▶ **What you need to do**: Scan the data for "event" and copy the lines it appears in.

▶ **Data listing**:
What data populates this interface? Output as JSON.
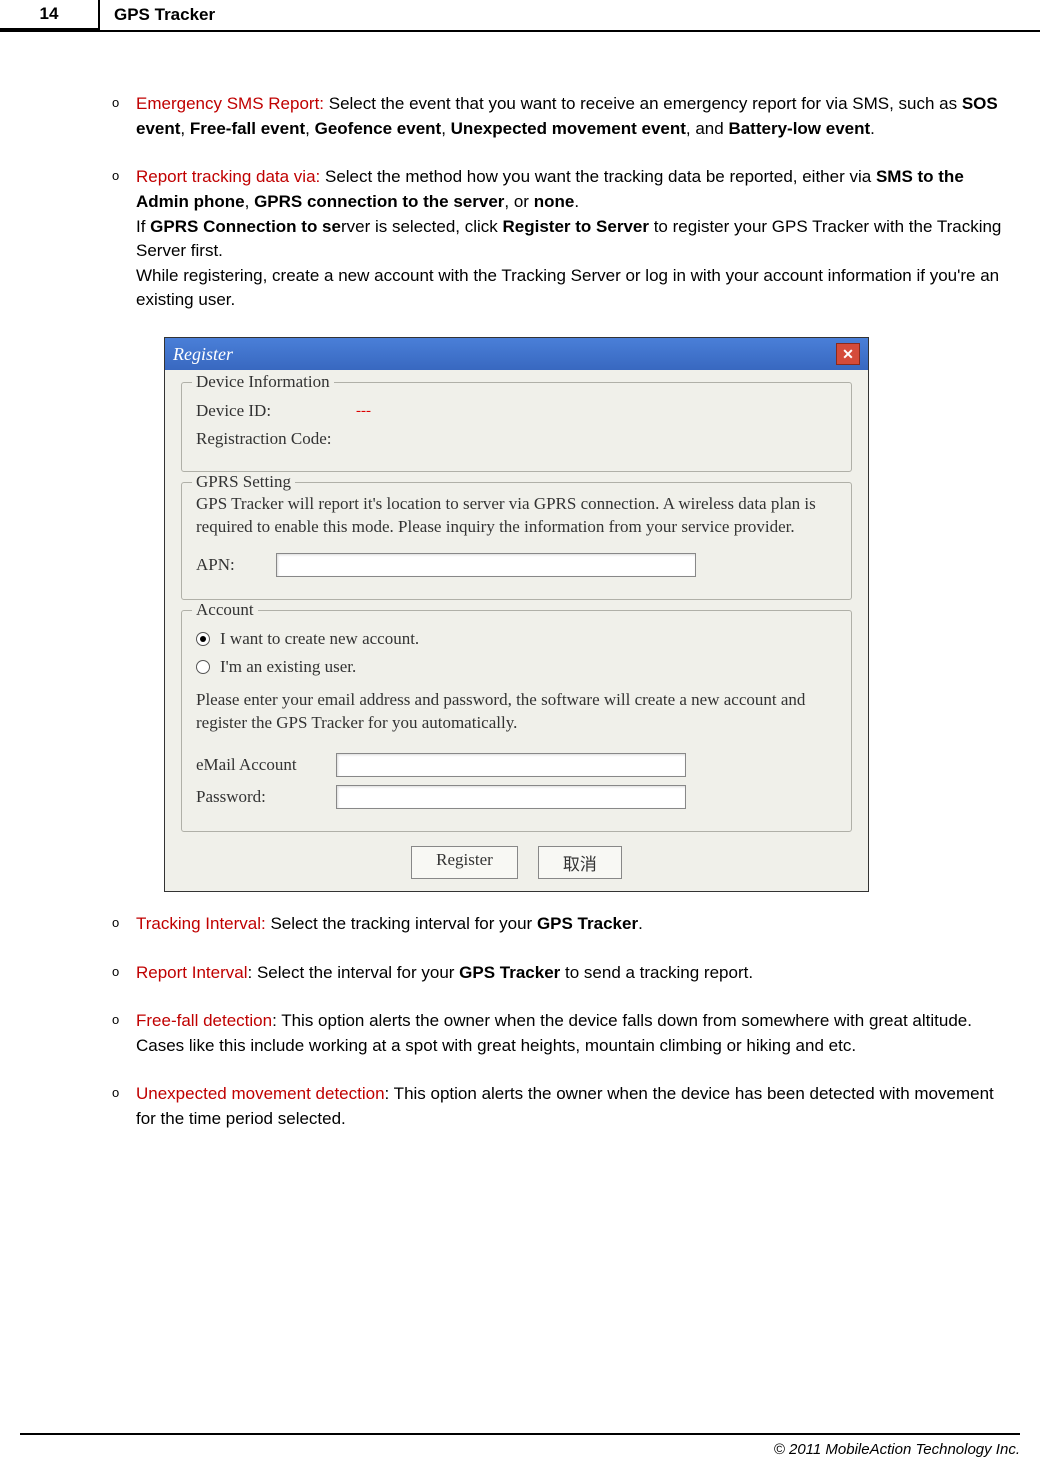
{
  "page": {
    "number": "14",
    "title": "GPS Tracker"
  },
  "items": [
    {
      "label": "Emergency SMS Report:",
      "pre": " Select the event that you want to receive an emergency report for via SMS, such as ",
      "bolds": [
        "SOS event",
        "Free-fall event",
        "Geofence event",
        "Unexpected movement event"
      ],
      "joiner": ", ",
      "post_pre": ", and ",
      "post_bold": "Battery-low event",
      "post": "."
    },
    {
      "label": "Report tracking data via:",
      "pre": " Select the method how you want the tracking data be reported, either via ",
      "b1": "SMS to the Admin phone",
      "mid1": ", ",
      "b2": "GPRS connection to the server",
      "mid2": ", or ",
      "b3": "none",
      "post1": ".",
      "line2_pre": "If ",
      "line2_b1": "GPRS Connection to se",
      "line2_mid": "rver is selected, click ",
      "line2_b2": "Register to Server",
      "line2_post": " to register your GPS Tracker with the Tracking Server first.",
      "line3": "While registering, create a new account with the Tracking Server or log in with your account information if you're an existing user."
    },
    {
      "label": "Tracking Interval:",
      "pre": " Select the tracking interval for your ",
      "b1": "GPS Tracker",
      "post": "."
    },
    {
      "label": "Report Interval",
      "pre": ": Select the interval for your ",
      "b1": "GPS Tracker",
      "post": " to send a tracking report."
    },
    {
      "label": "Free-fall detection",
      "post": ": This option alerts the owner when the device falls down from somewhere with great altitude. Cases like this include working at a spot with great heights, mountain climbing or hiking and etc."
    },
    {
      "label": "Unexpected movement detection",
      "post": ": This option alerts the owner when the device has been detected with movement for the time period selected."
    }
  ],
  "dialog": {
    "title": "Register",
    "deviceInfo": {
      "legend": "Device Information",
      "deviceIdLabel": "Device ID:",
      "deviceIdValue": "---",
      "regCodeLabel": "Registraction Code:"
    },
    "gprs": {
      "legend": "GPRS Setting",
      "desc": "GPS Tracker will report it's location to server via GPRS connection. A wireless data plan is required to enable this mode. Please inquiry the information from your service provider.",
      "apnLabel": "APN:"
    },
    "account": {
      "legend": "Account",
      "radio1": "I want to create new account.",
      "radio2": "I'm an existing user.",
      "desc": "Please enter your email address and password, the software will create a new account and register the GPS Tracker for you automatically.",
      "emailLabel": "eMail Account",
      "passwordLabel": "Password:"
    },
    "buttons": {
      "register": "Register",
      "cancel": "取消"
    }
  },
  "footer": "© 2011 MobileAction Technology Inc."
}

▶ **Response to the task**:
      "pre": " Select the event that you want to receive an emergency report for via SMS, such as ",
        "SOS event",
        "Free-fall event",
        "Geofence event",
        "Unexpected movement event"
      "post_bold": "Battery-low event",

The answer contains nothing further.